- [Input material]
◆ ◆ ◆ ◆ ◆

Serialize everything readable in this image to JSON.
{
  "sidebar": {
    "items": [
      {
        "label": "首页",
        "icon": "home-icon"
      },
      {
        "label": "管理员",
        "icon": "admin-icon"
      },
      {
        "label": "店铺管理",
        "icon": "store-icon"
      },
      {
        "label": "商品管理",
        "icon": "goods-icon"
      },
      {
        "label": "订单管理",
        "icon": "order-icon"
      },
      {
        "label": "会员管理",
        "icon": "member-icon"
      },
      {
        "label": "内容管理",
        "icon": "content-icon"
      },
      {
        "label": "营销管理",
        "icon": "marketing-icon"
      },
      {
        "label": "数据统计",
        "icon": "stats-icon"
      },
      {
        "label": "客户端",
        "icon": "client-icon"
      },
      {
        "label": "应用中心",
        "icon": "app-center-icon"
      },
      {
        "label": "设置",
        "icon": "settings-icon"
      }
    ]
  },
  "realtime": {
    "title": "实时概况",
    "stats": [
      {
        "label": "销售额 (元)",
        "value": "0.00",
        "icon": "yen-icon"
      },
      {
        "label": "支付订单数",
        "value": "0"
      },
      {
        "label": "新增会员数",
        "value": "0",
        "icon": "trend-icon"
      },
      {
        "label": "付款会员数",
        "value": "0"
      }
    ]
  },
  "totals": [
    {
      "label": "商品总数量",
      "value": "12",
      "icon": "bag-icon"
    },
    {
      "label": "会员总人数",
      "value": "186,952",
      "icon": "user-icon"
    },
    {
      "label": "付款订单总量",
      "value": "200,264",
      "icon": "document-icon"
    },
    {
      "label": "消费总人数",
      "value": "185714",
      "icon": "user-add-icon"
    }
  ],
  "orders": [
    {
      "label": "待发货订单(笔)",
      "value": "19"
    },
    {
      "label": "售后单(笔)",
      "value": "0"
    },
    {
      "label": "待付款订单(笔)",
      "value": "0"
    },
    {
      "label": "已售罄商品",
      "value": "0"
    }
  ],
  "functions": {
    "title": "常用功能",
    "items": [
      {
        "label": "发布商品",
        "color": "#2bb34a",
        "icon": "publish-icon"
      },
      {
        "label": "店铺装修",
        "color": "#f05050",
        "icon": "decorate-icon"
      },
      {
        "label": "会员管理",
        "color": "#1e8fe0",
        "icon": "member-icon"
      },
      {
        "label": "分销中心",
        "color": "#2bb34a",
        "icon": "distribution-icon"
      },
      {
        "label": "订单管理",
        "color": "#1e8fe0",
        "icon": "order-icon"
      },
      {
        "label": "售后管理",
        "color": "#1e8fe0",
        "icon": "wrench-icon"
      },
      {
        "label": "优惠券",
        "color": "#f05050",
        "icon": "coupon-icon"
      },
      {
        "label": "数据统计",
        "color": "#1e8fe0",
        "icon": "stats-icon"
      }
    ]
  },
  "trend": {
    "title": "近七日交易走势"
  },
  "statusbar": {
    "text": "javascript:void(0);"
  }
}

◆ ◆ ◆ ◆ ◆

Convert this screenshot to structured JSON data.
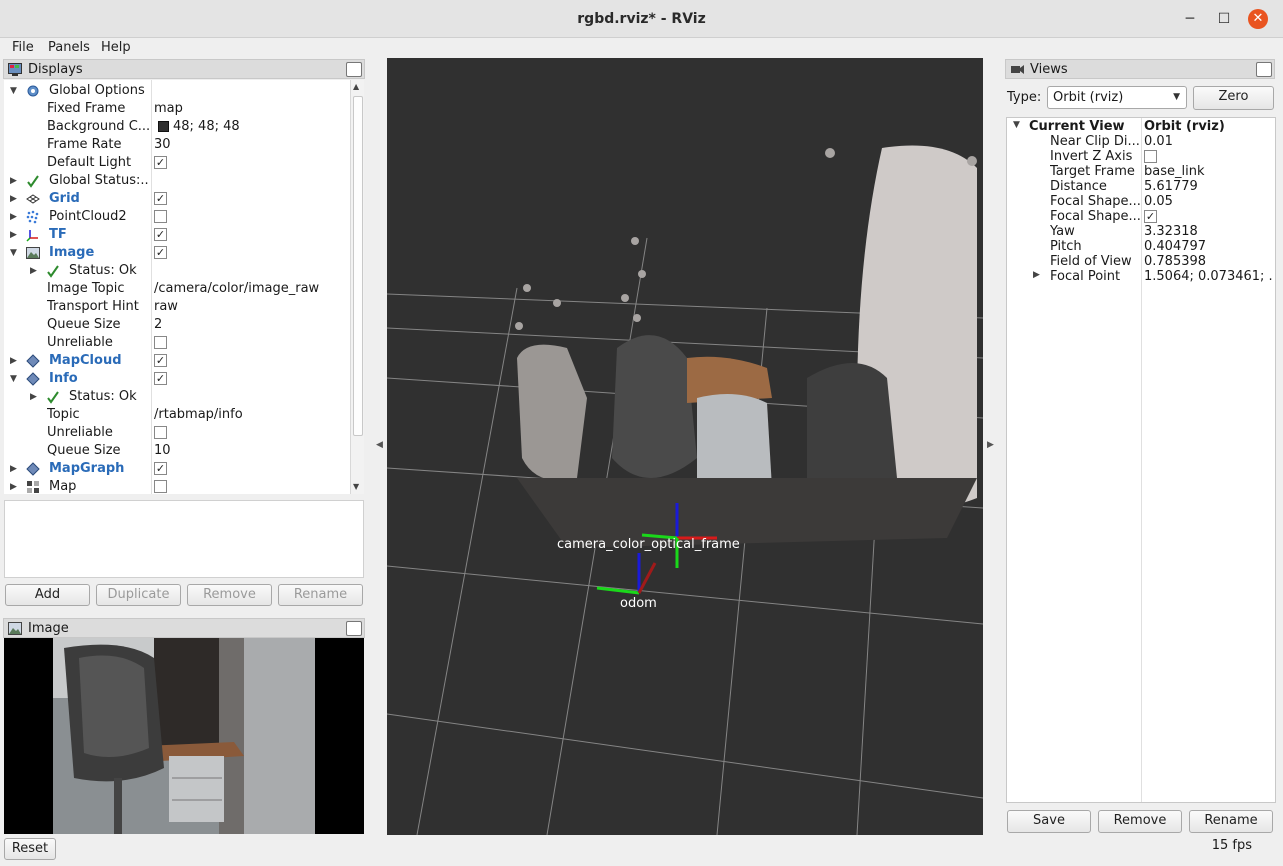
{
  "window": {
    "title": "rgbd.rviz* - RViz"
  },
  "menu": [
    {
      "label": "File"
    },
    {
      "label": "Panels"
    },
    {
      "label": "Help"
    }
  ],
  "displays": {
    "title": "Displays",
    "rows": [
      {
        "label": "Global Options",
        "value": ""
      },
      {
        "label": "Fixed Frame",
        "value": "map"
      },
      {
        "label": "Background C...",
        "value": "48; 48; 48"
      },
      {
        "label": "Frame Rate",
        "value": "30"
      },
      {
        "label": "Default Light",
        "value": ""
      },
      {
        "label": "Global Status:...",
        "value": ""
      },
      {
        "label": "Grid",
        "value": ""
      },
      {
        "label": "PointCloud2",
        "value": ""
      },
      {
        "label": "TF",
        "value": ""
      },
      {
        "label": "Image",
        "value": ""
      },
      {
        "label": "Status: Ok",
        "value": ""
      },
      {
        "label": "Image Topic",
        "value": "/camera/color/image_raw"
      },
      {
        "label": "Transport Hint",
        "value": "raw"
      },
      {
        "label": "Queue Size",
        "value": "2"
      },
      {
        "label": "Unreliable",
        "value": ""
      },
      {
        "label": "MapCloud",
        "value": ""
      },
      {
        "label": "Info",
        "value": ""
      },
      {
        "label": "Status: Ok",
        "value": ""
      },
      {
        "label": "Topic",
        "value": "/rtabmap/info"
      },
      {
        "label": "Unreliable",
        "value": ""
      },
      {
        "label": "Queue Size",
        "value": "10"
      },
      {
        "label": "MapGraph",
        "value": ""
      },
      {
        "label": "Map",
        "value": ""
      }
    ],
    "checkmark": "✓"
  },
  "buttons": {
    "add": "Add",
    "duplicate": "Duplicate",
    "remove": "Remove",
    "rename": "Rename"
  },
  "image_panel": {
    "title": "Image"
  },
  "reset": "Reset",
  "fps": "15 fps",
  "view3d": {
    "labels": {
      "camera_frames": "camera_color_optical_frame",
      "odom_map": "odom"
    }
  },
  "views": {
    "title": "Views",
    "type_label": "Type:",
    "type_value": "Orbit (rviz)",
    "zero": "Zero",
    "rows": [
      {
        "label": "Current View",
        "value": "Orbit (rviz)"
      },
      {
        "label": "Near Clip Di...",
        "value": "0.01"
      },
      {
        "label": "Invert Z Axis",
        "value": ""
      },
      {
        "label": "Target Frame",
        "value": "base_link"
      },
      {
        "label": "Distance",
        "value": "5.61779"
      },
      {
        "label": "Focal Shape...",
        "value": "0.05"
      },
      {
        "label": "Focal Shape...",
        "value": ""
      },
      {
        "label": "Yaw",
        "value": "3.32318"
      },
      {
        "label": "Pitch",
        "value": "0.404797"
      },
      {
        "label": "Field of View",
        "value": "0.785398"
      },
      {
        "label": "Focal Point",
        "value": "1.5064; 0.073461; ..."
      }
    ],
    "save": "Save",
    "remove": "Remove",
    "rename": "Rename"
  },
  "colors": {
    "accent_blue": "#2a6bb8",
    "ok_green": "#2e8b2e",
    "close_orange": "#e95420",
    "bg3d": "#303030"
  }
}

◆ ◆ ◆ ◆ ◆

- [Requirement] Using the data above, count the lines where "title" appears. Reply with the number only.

- [Exercise result] 7